◆ **Work required**
The records that follow must be repeated exactly, except for their pictures.

□ □ □

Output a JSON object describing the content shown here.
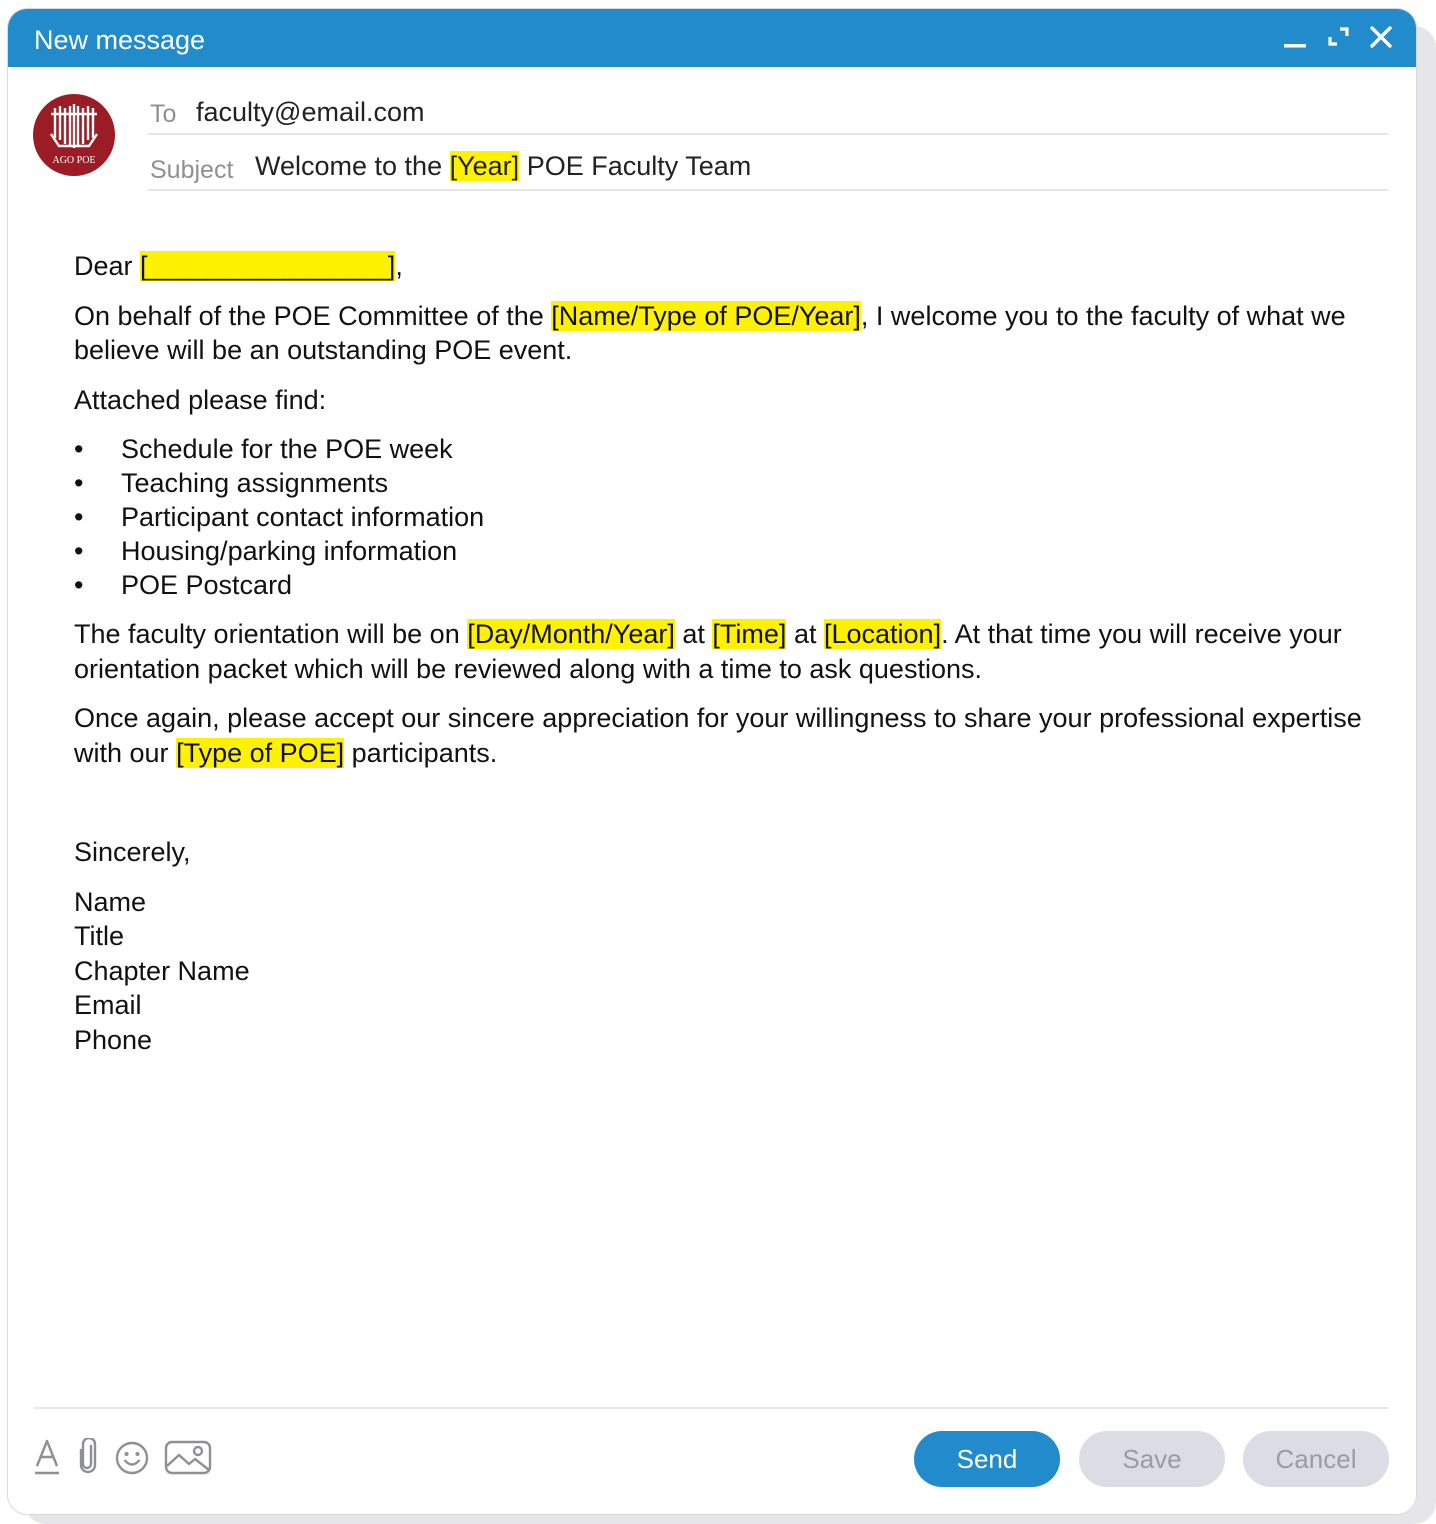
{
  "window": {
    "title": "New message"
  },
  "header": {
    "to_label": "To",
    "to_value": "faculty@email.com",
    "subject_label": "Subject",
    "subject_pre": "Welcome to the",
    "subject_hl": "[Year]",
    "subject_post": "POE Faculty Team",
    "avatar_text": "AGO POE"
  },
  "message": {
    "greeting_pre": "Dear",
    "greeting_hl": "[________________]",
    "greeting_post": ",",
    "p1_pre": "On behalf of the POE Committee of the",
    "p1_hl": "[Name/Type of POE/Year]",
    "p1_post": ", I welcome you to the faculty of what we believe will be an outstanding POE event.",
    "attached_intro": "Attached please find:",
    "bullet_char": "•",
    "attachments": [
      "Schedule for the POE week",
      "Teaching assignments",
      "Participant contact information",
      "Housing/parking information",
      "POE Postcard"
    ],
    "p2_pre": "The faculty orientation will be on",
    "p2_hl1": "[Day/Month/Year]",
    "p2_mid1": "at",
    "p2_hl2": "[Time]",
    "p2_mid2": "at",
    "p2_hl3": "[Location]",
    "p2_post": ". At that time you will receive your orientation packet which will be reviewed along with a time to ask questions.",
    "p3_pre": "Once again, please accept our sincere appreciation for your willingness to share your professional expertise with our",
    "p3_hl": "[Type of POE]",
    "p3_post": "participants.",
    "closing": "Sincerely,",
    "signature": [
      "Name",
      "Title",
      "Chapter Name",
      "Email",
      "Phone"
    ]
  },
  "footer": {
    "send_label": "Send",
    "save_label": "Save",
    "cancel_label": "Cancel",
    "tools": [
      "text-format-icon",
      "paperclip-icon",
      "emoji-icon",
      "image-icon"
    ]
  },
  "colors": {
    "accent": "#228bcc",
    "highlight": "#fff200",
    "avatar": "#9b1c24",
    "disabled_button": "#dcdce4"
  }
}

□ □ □

◆ **Response**
Output a JSON object describing the content shown here.
{
  "window": {
    "title": "New message"
  },
  "header": {
    "to_label": "To",
    "to_value": "faculty@email.com",
    "subject_label": "Subject",
    "subject_pre": "Welcome to the",
    "subject_hl": "[Year]",
    "subject_post": "POE Faculty Team",
    "avatar_text": "AGO POE"
  },
  "message": {
    "greeting_pre": "Dear",
    "greeting_hl": "[________________]",
    "greeting_post": ",",
    "p1_pre": "On behalf of the POE Committee of the",
    "p1_hl": "[Name/Type of POE/Year]",
    "p1_post": ", I welcome you to the faculty of what we believe will be an outstanding POE event.",
    "attached_intro": "Attached please find:",
    "bullet_char": "•",
    "attachments": [
      "Schedule for the POE week",
      "Teaching assignments",
      "Participant contact information",
      "Housing/parking information",
      "POE Postcard"
    ],
    "p2_pre": "The faculty orientation will be on",
    "p2_hl1": "[Day/Month/Year]",
    "p2_mid1": "at",
    "p2_hl2": "[Time]",
    "p2_mid2": "at",
    "p2_hl3": "[Location]",
    "p2_post": ". At that time you will receive your orientation packet which will be reviewed along with a time to ask questions.",
    "p3_pre": "Once again, please accept our sincere appreciation for your willingness to share your professional expertise with our",
    "p3_hl": "[Type of POE]",
    "p3_post": "participants.",
    "closing": "Sincerely,",
    "signature": [
      "Name",
      "Title",
      "Chapter Name",
      "Email",
      "Phone"
    ]
  },
  "footer": {
    "send_label": "Send",
    "save_label": "Save",
    "cancel_label": "Cancel",
    "tools": [
      "text-format-icon",
      "paperclip-icon",
      "emoji-icon",
      "image-icon"
    ]
  },
  "colors": {
    "accent": "#228bcc",
    "highlight": "#fff200",
    "avatar": "#9b1c24",
    "disabled_button": "#dcdce4"
  }
}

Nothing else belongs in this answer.